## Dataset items
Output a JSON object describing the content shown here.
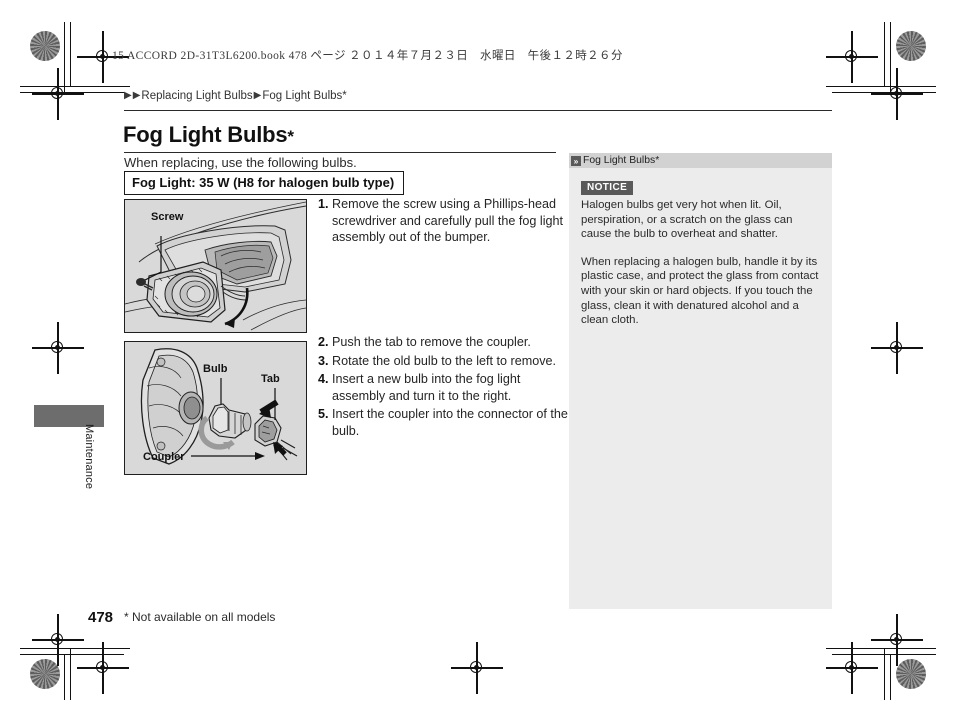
{
  "document": {
    "book_header": "15 ACCORD 2D-31T3L6200.book  478 ページ  ２０１４年７月２３日　水曜日　午後１２時２６分",
    "page_number": "478",
    "footnote": "* Not available on all models",
    "section_tab_label": "Maintenance"
  },
  "breadcrumb": {
    "marker_1": "▶",
    "marker_2": "▶",
    "crumb_1": "Replacing Light Bulbs",
    "marker_3": "▶",
    "crumb_2": "Fog Light Bulbs*"
  },
  "main": {
    "title": "Fog Light Bulbs",
    "title_star": "*",
    "intro": "When replacing, use the following bulbs.",
    "spec_box": "Fog Light: 35 W (H8 for halogen bulb type)",
    "steps_group_1": [
      {
        "number": "1.",
        "text": "Remove the screw using a Phillips-head screwdriver and carefully pull the fog light assembly out of the bumper."
      }
    ],
    "steps_group_2": [
      {
        "number": "2.",
        "text": "Push the tab to remove the coupler."
      },
      {
        "number": "3.",
        "text": "Rotate the old bulb to the left to remove."
      },
      {
        "number": "4.",
        "text": "Insert a new bulb into the fog light assembly and turn it to the right."
      },
      {
        "number": "5.",
        "text": "Insert the coupler into the connector of the bulb."
      }
    ]
  },
  "figures": {
    "fog_assembly": {
      "labels": {
        "screw": "Screw"
      }
    },
    "bulb_coupler": {
      "labels": {
        "bulb": "Bulb",
        "tab": "Tab",
        "coupler": "Coupler"
      }
    }
  },
  "side_panel": {
    "header_icon": "»",
    "header_title": "Fog Light Bulbs*",
    "notice_badge": "NOTICE",
    "paragraph_1": "Halogen bulbs get very hot when lit. Oil, perspiration, or a scratch on the glass can cause the bulb to overheat and shatter.",
    "paragraph_2": "When replacing a halogen bulb, handle it by its plastic case, and protect the glass from contact with your skin or hard objects. If you touch the glass, clean it with denatured alcohol and a clean cloth."
  },
  "colors": {
    "figure_background": "#d9d9d9",
    "panel_background": "#ececec",
    "panel_header": "#d2d2d2",
    "badge": "#5a5a5a",
    "tab": "#6d6d6d",
    "text": "#231f20"
  }
}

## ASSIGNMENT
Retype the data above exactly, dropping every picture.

## ANSWER SPACE
Output a JSON object describing the content shown here.
{
  "document": {
    "book_header": "15 ACCORD 2D-31T3L6200.book  478 ページ  ２０１４年７月２３日　水曜日　午後１２時２６分",
    "page_number": "478",
    "footnote": "* Not available on all models",
    "section_tab_label": "Maintenance"
  },
  "breadcrumb": {
    "marker_1": "▶",
    "marker_2": "▶",
    "crumb_1": "Replacing Light Bulbs",
    "marker_3": "▶",
    "crumb_2": "Fog Light Bulbs*"
  },
  "main": {
    "title": "Fog Light Bulbs",
    "title_star": "*",
    "intro": "When replacing, use the following bulbs.",
    "spec_box": "Fog Light: 35 W (H8 for halogen bulb type)",
    "steps_group_1": [
      {
        "number": "1.",
        "text": "Remove the screw using a Phillips-head screwdriver and carefully pull the fog light assembly out of the bumper."
      }
    ],
    "steps_group_2": [
      {
        "number": "2.",
        "text": "Push the tab to remove the coupler."
      },
      {
        "number": "3.",
        "text": "Rotate the old bulb to the left to remove."
      },
      {
        "number": "4.",
        "text": "Insert a new bulb into the fog light assembly and turn it to the right."
      },
      {
        "number": "5.",
        "text": "Insert the coupler into the connector of the bulb."
      }
    ]
  },
  "figures": {
    "fog_assembly": {
      "labels": {
        "screw": "Screw"
      }
    },
    "bulb_coupler": {
      "labels": {
        "bulb": "Bulb",
        "tab": "Tab",
        "coupler": "Coupler"
      }
    }
  },
  "side_panel": {
    "header_icon": "»",
    "header_title": "Fog Light Bulbs*",
    "notice_badge": "NOTICE",
    "paragraph_1": "Halogen bulbs get very hot when lit. Oil, perspiration, or a scratch on the glass can cause the bulb to overheat and shatter.",
    "paragraph_2": "When replacing a halogen bulb, handle it by its plastic case, and protect the glass from contact with your skin or hard objects. If you touch the glass, clean it with denatured alcohol and a clean cloth."
  },
  "colors": {
    "figure_background": "#d9d9d9",
    "panel_background": "#ececec",
    "panel_header": "#d2d2d2",
    "badge": "#5a5a5a",
    "tab": "#6d6d6d",
    "text": "#231f20"
  }
}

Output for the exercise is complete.